MATERIAL PROVIDED:
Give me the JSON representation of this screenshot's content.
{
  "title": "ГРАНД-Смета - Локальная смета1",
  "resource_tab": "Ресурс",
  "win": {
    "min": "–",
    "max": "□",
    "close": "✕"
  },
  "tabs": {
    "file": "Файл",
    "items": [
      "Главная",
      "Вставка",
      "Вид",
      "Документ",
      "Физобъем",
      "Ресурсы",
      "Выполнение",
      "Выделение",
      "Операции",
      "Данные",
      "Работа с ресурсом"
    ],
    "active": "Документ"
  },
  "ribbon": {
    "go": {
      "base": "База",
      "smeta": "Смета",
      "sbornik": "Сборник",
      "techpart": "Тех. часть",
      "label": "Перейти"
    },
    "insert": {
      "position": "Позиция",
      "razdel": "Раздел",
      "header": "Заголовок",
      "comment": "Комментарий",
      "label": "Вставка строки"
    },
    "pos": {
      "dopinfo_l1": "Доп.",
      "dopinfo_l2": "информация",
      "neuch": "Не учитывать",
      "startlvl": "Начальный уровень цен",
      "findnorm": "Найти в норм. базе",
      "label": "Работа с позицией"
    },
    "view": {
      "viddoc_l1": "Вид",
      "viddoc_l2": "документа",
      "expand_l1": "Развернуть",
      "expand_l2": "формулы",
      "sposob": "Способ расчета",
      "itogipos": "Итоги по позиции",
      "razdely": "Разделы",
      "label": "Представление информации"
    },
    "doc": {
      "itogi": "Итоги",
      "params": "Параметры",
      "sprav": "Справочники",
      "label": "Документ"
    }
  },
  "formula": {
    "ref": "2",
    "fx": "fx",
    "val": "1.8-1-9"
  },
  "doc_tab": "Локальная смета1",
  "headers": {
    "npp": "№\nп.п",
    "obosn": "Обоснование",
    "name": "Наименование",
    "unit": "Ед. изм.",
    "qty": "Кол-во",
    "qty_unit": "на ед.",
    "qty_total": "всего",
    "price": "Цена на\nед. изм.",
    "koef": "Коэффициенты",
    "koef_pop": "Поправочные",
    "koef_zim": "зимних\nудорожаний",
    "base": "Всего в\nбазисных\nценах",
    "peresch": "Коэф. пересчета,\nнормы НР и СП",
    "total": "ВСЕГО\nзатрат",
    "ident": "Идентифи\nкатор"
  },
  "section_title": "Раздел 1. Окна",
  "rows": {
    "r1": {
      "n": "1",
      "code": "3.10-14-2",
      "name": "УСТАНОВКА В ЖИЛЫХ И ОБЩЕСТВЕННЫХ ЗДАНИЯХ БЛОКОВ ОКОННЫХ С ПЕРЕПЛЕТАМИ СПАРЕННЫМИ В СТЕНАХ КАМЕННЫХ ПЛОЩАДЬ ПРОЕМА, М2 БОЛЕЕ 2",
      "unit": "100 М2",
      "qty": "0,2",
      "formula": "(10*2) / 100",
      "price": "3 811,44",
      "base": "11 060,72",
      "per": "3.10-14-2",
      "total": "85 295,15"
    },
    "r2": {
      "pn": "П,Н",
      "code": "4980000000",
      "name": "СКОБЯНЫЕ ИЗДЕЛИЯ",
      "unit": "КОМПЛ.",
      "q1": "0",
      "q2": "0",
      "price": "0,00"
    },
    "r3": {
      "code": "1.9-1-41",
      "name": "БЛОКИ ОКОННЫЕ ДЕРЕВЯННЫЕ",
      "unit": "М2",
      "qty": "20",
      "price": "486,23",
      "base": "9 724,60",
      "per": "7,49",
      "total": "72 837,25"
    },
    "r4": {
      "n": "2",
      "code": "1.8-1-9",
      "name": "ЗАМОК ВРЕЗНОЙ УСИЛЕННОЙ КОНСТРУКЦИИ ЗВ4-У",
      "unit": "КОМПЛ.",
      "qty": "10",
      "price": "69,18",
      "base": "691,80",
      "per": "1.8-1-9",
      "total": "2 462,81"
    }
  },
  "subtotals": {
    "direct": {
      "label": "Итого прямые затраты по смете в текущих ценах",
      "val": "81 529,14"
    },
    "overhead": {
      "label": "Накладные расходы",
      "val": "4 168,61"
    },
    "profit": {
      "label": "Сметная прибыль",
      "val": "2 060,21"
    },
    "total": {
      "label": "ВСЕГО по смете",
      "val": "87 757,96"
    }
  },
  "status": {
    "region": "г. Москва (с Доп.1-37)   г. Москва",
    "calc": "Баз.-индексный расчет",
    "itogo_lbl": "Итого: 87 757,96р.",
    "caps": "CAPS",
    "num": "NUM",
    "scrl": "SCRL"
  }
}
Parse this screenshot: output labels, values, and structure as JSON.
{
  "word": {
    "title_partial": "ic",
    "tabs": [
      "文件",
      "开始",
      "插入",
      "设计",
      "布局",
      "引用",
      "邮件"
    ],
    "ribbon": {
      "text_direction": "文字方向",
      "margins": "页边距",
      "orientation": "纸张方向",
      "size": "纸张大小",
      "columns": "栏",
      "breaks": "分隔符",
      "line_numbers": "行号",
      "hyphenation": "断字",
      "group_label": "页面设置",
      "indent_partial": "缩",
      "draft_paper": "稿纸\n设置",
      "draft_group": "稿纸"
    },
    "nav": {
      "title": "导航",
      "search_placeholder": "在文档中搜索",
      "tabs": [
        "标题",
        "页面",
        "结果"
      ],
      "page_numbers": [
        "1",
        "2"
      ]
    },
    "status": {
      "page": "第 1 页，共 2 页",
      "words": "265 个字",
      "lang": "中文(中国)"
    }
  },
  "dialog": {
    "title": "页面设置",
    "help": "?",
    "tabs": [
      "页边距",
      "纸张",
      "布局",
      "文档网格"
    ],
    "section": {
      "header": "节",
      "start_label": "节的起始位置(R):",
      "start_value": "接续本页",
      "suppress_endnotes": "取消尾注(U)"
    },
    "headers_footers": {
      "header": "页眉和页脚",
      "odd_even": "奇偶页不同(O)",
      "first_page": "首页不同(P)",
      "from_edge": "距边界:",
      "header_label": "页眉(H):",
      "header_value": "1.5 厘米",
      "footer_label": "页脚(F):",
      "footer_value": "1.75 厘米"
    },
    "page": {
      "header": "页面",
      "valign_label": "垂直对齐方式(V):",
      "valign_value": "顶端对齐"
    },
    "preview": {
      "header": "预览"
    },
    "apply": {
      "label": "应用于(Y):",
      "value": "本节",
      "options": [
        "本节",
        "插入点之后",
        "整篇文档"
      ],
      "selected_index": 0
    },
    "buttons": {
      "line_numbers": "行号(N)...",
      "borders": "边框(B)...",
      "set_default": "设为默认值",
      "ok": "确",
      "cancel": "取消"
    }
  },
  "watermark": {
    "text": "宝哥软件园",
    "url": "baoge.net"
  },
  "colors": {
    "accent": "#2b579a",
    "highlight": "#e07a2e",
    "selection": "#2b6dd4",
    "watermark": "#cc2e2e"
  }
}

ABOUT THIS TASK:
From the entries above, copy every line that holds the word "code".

EXERCISE RESULT:
      "code": "3.10-14-2",
      "code": "4980000000",
      "code": "1.9-1-41",
      "code": "1.8-1-9",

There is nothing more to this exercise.